Sunday, 24 April 2011

Up the uplands

The Safari, wifey and Frank set off early for the hills to avoid the heat of the day, not that heat was allegedly not on the cards today, but frank doesn't cope well with heat and he was in for a fair walk quite a bit further than he normally goes.

Several species were on the target list...so how did we get on?
Not far out of town on the lanes a Red Legged Partridge (154) was strutting along the road, a good start.

Arriving on site we soon had another year bird in the form of a female Pied Flycatcher (155)flitting around a hole near the base of one of the large old streamside Alders to a backdrop of a bank of Primroses on the other side of the stream.

Then a calamity, Frank heard the sound of running water and follwed is ears down a steep bank and in to the water...then he wasn't able to climb out so muggins here had to drop all the kit we were carrying to clamber down and drag him out.

Loading back up we pushed the tripod legs together and one snapped off. Cheap and nasty Chinese thing but with the scope essential at the end of the walk not a good start to the day!

A Kestrel flew round the side of plantation while hundreds of Willow Warblers and Chaffinches sang from every tree.

Higher up the hill the go-back go-back go-back of Red Grouse (156) was heard from the Heather covered hillside. A Raven croaked in the far distance while a Buzzard soared on the first thermal of the day.

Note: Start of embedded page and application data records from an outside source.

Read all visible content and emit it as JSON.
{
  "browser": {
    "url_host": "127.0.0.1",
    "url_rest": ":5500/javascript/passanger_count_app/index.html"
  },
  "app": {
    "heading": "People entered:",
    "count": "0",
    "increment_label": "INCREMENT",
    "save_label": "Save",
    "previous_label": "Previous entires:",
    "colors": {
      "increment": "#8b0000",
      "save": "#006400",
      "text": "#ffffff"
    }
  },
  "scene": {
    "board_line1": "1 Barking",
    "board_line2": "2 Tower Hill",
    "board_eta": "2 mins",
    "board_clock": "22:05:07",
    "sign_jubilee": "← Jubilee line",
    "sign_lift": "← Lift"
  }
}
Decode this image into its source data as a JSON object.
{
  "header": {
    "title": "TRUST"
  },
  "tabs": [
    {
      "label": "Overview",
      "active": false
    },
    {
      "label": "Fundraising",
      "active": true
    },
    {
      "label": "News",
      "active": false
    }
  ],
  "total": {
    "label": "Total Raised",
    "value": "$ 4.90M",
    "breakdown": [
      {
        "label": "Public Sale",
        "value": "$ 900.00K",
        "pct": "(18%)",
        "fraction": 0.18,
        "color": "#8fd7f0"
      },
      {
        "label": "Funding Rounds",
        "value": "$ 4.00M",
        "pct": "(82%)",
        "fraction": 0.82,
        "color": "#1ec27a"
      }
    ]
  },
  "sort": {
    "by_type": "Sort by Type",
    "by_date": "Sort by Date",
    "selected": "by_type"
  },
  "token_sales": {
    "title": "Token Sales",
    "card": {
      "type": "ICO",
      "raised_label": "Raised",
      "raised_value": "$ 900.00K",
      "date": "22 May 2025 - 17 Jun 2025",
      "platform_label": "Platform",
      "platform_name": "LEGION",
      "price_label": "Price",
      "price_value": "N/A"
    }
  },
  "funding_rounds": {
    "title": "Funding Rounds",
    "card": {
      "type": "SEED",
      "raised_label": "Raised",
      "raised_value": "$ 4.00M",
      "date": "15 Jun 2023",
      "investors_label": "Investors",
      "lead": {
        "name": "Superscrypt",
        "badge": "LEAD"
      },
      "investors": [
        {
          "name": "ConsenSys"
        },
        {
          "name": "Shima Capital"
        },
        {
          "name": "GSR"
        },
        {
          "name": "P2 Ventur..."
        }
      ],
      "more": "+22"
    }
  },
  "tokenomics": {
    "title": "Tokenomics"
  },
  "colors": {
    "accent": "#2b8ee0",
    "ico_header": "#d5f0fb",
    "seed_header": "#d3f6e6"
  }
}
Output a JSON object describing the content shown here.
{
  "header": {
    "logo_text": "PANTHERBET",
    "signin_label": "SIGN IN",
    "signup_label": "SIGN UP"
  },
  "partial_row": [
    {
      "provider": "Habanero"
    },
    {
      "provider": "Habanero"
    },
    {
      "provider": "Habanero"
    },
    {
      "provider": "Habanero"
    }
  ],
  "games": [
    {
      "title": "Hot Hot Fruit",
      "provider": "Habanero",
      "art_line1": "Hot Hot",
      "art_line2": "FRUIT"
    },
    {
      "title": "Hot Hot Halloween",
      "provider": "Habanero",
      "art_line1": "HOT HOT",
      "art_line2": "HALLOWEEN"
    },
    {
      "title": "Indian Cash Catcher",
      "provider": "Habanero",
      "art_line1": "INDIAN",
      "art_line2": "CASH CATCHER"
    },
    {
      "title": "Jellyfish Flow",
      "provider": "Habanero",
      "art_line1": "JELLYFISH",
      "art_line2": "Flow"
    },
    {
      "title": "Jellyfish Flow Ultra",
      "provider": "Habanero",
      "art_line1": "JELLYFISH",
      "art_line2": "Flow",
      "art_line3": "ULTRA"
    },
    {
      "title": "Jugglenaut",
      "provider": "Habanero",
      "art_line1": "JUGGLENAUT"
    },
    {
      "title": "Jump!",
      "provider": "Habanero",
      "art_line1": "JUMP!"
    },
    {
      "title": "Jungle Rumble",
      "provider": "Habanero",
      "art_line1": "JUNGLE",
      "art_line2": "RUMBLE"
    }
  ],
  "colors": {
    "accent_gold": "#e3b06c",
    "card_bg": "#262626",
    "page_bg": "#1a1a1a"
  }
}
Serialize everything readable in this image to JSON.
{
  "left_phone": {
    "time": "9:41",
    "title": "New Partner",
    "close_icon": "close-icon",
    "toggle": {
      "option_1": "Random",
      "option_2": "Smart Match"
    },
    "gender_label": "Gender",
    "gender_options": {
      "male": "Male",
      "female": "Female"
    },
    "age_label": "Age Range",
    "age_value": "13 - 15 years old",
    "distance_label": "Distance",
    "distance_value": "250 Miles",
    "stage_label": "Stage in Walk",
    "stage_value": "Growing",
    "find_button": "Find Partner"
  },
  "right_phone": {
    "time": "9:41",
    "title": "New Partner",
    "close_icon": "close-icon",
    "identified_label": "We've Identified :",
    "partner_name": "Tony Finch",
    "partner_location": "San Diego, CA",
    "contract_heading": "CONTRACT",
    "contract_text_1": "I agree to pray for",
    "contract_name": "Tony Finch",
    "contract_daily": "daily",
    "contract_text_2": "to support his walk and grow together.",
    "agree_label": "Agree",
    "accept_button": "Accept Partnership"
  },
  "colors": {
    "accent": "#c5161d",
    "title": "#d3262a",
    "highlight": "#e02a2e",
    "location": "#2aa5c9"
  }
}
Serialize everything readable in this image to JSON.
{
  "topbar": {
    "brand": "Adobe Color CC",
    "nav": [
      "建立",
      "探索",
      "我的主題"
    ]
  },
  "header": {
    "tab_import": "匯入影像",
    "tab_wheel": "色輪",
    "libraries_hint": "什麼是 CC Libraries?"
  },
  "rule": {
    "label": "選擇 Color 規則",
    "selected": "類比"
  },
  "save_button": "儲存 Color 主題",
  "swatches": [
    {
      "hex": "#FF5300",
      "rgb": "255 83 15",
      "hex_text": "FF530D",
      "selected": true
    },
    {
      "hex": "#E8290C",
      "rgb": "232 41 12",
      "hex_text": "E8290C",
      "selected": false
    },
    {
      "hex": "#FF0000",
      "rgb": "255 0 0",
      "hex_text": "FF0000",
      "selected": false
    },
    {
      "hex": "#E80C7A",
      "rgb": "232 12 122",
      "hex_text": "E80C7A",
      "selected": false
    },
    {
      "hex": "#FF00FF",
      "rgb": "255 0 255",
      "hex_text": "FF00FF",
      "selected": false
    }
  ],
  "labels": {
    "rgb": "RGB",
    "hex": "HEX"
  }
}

A Mistle Thrush dashed across the valley pursued by a Meadow Pipit which may have thought it wasa raptor. Funnily the Mistle Thrush was intent on catching up with a Sparrowhawk to give it hell. Curlews started bubbling all over the place, a really atmospheric sound.

Frank was getting hot by now even though it was still quite early in the morning - ooh he's a lovely boy!!! Ignore the milky white legs...



At the end of the road we scanned with the scope sort of resting on the wobbly two-legged tripod but we were unable to find the Eagle Owl on the far hillside.

On the walk back a farmer set off up the hill on a quad-bike and three Collies to round up his sheep and promptly flushed a Blackbird from a big bale of hay. A Blackbird way up here above the tree line? more like a nice male Ring Ouzel (157).

Other birders reported a Peregrine and another large bird of prey known around these parts but we didn't manage to see either. But sadly no-one had seen or heard any Hen Harriers, Whinchats, Cuckoos or Tree Pipits.
Just have to go back won't we...perhaps without Frank next time..he was cream crackered by the time we got back to the car.

The road back gave us a surprise Dipper (158) where the road runs close to the river, useful being the passenger for a change.
Where to next? One day of hols left so another day's safari somewhere a bit more local for Frank's sake.

In the meantime let us know if the hills are alive with the sound of birdsong in your outback.


2 comments:

Phil said...

Poor old Frank looks thoroughly fed with his birding day. Give him a big bone to cheer up the poor old sod.

Lancashire and Lakeland Outback Adventure Wildlife Safaris said...

He's even worse today Phil - total flaked out at 'the' lark this morning - poor fella can hardly move a muscle!

Cheers

D